From 1956 to 1993, the GE Re-entry Systems facility was home to thousands of engineers and technicians who solved the problem of vehicles successfully reentering the Earth’s atmosphere. As described by aerospace pioneer Theodore Von Karman, “ Reentry… is perhaps the most difficult problem one can imagine.” Whether it was the first operational reentry vehicle for the Atlas ICBM, the recovery of the first man-made object from orbit, or the first probe to enter Jupiter’s atmosphere, some of the most significant milestones in aerospace were accomplished by those working in this facility.
Society: AIAAMain Category: Aerospace & AviationSub Category: AerospaceEra: 1950-1959DateCreated: 19563198 Chestnut StreetPhiladelphiaState: PACountry: USAWebsite: https://www.aiaa.org/uploadedFiles/About-AIAA/Governance/GovernanceDocs/AnnualReports/AIAA_AnnualReport_2007-2008.pdf
YearAdded:Image Credit: Public Domain (Author's Choice)Era_date_from: 1956
Society: ASMEMain Category: MechanicalSub Category: Air and Space TransportationEra: 1960-1969DateCreated: 1968Saturn V Center
6225 Vectorspace BlvdTitusvilleState: FLZip: 32780Country: USAWebsite: http://www.asme.org/about-asme/history/landmarks/topics-a-l/air-and-space-transportation/-162-apollo-space-command-module-%281968%29, http://nssdc.gsfc.nasa.gov/planetary/lunar/apollo14info.htmlCreator: North American Aviation
The Apollo was the vehicle that first transported humans to the moon and safely back to earth.
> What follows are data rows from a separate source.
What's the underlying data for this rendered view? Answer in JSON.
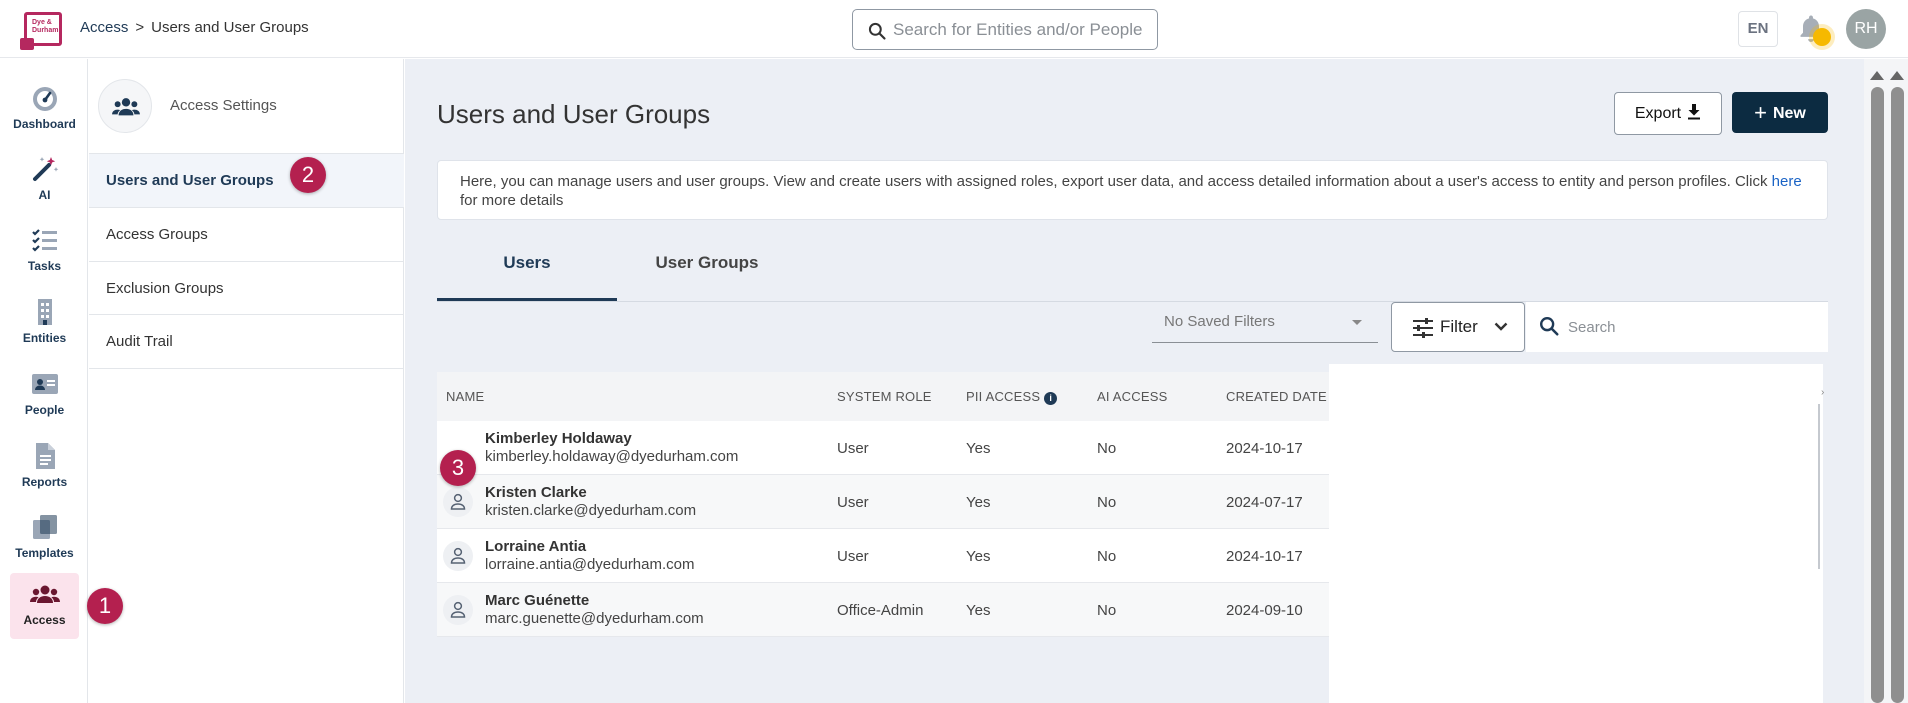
{
  "header": {
    "logo_text": "Dye & Durham",
    "breadcrumb": {
      "root": "Access",
      "separator": ">",
      "current": "Users and User Groups"
    },
    "search_placeholder": "Search for Entities and/or People",
    "language": "EN",
    "user_initials": "RH",
    "notification_color": "#f6b900"
  },
  "rail": {
    "items": [
      {
        "label": "Dashboard",
        "icon": "gauge-icon"
      },
      {
        "label": "AI",
        "icon": "magic-wand-icon"
      },
      {
        "label": "Tasks",
        "icon": "checklist-icon"
      },
      {
        "label": "Entities",
        "icon": "building-icon"
      },
      {
        "label": "People",
        "icon": "id-card-icon"
      },
      {
        "label": "Reports",
        "icon": "document-icon"
      },
      {
        "label": "Templates",
        "icon": "copy-icon"
      },
      {
        "label": "Access",
        "icon": "users-icon",
        "active": true
      }
    ],
    "active_color": "#fbe3ec"
  },
  "settings_panel": {
    "title": "Access Settings",
    "items": [
      {
        "label": "Users and User Groups",
        "active": true
      },
      {
        "label": "Access Groups"
      },
      {
        "label": "Exclusion Groups"
      },
      {
        "label": "Audit Trail"
      }
    ]
  },
  "main": {
    "title": "Users and User Groups",
    "export_label": "Export",
    "new_label": "New",
    "info_text": "Here, you can manage users and user groups. View and create users with assigned roles, export user data, and access detailed information about a user's access to entity and person profiles. Click",
    "info_link": "here",
    "info_tail": "for more details",
    "tabs": [
      {
        "label": "Users",
        "active": true
      },
      {
        "label": "User Groups"
      }
    ],
    "saved_filters": "No Saved Filters",
    "filter_label": "Filter",
    "search_placeholder": "Search",
    "table": {
      "columns": [
        "NAME",
        "SYSTEM ROLE",
        "PII ACCESS",
        "AI ACCESS",
        "CREATED DATE"
      ],
      "rows": [
        {
          "name": "Kimberley Holdaway",
          "email": "kimberley.holdaway@dyedurham.com",
          "role": "User",
          "pii": "Yes",
          "ai": "No",
          "created": "2024-10-17"
        },
        {
          "name": "Kristen Clarke",
          "email": "kristen.clarke@dyedurham.com",
          "role": "User",
          "pii": "Yes",
          "ai": "No",
          "created": "2024-07-17"
        },
        {
          "name": "Lorraine Antia",
          "email": "lorraine.antia@dyedurham.com",
          "role": "User",
          "pii": "Yes",
          "ai": "No",
          "created": "2024-10-17"
        },
        {
          "name": "Marc Guénette",
          "email": "marc.guenette@dyedurham.com",
          "role": "Office-Admin",
          "pii": "Yes",
          "ai": "No",
          "created": "2024-09-10"
        }
      ]
    }
  },
  "annotations": {
    "step_1": "1",
    "step_2": "2",
    "step_3": "3",
    "color": "#b4204f"
  },
  "colors": {
    "primary": "#0c2b41",
    "brand": "#b5285f",
    "link": "#1a63c5"
  }
}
Nine lunar flights were made between 1968 and 1972. The command module, built by North American Aviation (at the time of launch, North American Rockwell Corporation), accommodated three astronauts during the mission. It was the only portion of the Apollo spacecraft system designed to withstand the intense heat of atmospheric re-entry at 25,000 mph and complete the mission intact. This command module at Rockwell flew as Apollo 14 in 1971.
YearAdded:Image Credit: Courtesy Flickr/Chad Nordstrom (CC BY 2.0) Era_date_from: 1968